Grist, a 20-year-old nonprofit online magazine that focuses on climate and environmental coverage, has taking full ownership of all the assets of what's left of Pacific Standard, an award-winning magazine that closed in 2019.
Why it matters: Pacific Standard shut down in 2019 after its main backer, an academic publishing house, withdrew its funding, showcasing the risk that comes with quality journalism being funded without a reliable business model.
It's also a timely investment.
- "One of the many reasons we were enthusiastic about taking on the Pacific Standard's archives and brand is its long history of reporting on social justice and race," says Grist CEO Brady Walkinshaw.
Details: "There is no cash component as a part of the deal from Grist," says Walkinshaw. "We're not purchasing it. We agreed to take it on to keep 12 years of work in the public domain."
- Grist will be taking over 20,000+ stories from the Pacific Standard's archives, as well as all of its audio and video assets. The content still generates a small but notable monthly audience of 1 million readers per month, which still brings in a small amount of ad revenue as well ($2,000 - $3,000 monthly).
- It's looking at relaunching the brand, and it plans to reinvest that revenue to grow its freelance budget to support reporters doing work on social and environmental justice.
- Walkinshaw says Grist is committed to keeping the outlet public and free.
The big picture: Grist's takeover of Pacific Standard is a good example of how media companies of any size can help to support the great work of other outlets.
- Grist is small, but its readers are hyper-loyal and its subject matter expertise, environmental justice, is becoming more important every day.
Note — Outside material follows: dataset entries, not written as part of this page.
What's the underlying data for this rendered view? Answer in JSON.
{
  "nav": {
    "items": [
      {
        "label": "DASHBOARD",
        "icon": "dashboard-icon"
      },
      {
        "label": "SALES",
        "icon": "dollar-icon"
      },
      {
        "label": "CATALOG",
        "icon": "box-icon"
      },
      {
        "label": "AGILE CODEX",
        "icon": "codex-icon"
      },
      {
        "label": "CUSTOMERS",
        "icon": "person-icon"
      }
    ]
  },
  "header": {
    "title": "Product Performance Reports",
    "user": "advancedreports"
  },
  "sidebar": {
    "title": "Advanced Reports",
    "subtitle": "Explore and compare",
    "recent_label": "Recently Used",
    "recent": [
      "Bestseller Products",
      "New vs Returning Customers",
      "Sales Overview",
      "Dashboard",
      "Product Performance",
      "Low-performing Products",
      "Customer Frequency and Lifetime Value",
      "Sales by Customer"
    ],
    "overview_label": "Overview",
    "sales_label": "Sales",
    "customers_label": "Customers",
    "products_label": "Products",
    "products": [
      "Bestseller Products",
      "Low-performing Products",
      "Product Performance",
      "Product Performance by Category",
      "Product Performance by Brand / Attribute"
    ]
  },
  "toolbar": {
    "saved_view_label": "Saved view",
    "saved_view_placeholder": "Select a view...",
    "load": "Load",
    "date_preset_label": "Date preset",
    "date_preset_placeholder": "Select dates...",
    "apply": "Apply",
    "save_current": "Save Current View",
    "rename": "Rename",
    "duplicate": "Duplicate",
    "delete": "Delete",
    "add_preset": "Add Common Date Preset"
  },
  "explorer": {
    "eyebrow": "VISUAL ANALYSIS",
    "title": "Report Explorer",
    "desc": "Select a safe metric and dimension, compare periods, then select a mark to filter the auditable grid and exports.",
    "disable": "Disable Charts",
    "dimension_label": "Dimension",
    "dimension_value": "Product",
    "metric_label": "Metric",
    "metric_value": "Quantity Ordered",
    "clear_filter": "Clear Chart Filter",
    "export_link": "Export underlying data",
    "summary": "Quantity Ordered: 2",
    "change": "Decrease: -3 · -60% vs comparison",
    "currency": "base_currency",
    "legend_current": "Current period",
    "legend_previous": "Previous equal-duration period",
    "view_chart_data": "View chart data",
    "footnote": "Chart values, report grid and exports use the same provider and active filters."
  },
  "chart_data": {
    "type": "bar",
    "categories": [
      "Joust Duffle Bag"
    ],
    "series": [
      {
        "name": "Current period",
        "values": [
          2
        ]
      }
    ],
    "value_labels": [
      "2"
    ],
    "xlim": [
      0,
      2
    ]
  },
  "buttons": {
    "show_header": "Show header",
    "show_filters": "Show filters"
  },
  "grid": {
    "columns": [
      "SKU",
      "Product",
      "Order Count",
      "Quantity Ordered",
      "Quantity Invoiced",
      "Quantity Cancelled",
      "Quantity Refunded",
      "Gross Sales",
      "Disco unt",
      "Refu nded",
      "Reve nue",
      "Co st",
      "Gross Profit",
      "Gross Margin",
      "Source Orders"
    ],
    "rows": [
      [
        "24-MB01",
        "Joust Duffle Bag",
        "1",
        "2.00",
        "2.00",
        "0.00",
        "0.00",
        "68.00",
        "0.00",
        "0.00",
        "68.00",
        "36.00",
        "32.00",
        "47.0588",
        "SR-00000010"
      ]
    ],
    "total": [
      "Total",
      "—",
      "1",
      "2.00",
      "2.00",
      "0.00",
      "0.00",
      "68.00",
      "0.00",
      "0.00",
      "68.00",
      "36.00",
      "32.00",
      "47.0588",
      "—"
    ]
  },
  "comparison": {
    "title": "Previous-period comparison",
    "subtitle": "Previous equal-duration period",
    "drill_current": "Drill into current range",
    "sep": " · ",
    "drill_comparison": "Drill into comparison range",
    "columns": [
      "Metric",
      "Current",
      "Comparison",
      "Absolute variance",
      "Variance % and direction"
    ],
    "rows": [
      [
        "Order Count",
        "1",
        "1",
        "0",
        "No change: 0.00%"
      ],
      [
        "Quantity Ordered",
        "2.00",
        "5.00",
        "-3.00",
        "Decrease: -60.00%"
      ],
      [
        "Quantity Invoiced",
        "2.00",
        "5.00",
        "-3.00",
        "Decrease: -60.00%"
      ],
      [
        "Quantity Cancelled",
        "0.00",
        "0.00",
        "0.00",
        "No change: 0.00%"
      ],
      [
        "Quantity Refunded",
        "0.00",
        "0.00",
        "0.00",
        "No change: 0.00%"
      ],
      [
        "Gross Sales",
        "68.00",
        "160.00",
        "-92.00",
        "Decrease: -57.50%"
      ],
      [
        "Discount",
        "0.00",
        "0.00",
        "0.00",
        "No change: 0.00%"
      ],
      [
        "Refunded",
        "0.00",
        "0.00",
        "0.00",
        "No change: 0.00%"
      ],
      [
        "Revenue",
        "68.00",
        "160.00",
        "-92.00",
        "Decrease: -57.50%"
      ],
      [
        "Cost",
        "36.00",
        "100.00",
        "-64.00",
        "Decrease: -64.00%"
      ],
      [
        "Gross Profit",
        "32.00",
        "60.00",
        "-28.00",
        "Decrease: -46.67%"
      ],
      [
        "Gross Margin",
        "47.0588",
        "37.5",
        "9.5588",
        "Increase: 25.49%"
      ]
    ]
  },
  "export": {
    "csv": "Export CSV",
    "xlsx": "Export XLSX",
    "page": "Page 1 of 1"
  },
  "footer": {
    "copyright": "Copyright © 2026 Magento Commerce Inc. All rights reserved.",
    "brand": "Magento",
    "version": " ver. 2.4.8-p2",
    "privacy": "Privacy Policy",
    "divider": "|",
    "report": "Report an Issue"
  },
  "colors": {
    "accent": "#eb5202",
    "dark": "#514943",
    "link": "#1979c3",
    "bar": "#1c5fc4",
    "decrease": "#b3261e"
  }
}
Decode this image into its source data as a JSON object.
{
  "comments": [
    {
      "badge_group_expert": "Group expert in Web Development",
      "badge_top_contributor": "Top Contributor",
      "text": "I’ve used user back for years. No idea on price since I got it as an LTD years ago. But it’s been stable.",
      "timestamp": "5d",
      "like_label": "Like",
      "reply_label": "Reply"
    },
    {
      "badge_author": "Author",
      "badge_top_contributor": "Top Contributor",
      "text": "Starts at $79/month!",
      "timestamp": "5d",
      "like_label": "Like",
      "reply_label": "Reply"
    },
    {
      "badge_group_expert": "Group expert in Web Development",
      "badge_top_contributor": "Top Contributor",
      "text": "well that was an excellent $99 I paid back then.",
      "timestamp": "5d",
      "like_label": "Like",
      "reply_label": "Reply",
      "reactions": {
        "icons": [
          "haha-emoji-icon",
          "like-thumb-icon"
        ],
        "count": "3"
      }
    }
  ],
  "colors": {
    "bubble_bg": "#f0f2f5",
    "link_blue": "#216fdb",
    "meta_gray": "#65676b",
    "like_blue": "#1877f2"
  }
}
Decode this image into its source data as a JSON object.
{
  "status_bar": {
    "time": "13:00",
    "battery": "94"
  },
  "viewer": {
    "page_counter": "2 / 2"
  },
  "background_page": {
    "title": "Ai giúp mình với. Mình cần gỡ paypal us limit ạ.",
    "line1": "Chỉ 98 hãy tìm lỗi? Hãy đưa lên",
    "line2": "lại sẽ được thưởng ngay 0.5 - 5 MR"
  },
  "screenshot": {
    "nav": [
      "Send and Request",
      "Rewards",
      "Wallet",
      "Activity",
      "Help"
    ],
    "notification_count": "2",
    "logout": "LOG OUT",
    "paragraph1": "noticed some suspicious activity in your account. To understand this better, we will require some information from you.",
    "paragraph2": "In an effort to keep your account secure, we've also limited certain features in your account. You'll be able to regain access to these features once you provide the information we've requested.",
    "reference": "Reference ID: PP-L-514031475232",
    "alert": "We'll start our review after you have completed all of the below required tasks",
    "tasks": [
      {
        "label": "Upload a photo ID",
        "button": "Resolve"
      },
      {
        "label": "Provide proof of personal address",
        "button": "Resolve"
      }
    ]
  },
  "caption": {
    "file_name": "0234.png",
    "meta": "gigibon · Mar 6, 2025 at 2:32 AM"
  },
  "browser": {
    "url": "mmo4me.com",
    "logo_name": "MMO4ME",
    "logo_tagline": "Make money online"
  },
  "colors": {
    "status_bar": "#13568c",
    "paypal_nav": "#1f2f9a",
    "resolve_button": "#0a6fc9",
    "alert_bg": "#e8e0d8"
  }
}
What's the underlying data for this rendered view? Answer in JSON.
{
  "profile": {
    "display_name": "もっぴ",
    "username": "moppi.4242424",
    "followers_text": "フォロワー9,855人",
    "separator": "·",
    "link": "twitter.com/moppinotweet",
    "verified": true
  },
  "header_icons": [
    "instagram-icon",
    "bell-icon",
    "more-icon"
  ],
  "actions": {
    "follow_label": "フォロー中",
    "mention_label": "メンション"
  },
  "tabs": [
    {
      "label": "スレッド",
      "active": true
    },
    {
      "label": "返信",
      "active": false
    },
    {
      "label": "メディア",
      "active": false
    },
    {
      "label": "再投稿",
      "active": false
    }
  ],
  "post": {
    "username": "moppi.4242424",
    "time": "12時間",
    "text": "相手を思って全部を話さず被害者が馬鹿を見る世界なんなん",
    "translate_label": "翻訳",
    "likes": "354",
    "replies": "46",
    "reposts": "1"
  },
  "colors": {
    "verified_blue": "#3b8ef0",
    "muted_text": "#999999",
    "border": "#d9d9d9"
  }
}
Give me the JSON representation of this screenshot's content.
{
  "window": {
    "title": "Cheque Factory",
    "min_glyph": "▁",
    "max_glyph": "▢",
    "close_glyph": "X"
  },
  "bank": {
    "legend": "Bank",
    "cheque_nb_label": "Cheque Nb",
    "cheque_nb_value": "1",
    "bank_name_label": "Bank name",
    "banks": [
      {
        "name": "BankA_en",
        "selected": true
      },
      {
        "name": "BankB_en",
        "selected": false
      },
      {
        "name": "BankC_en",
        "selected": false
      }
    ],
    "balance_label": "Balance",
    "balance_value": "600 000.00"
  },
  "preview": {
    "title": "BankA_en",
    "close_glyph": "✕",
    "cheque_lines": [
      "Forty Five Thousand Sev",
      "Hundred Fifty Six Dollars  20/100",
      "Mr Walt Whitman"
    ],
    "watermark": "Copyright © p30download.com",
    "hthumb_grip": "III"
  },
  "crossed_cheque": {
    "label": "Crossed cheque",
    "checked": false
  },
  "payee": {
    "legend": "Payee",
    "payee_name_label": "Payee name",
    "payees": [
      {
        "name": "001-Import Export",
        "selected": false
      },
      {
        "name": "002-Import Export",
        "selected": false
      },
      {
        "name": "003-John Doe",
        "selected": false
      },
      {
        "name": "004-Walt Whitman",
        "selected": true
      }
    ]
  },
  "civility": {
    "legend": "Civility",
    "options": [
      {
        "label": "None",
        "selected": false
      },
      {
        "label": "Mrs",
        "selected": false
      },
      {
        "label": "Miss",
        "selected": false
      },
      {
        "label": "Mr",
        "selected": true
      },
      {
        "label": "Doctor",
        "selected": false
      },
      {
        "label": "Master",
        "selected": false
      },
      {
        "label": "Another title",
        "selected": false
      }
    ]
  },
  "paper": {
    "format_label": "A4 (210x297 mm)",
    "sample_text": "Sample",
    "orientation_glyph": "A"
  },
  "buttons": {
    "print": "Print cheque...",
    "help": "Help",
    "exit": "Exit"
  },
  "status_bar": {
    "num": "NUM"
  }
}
- Over the years, it has broadened its scope to cover culture, politics and food systems — all related to climate change and environmentalism.
- The company makes about $6.5 - $7 million in revenue annually from a variety of sources, including philanthropy, grants, membership fees, advertising and branded content sponsorships. Membership fees, while a small portion of the overall pie, have doubled in the past year.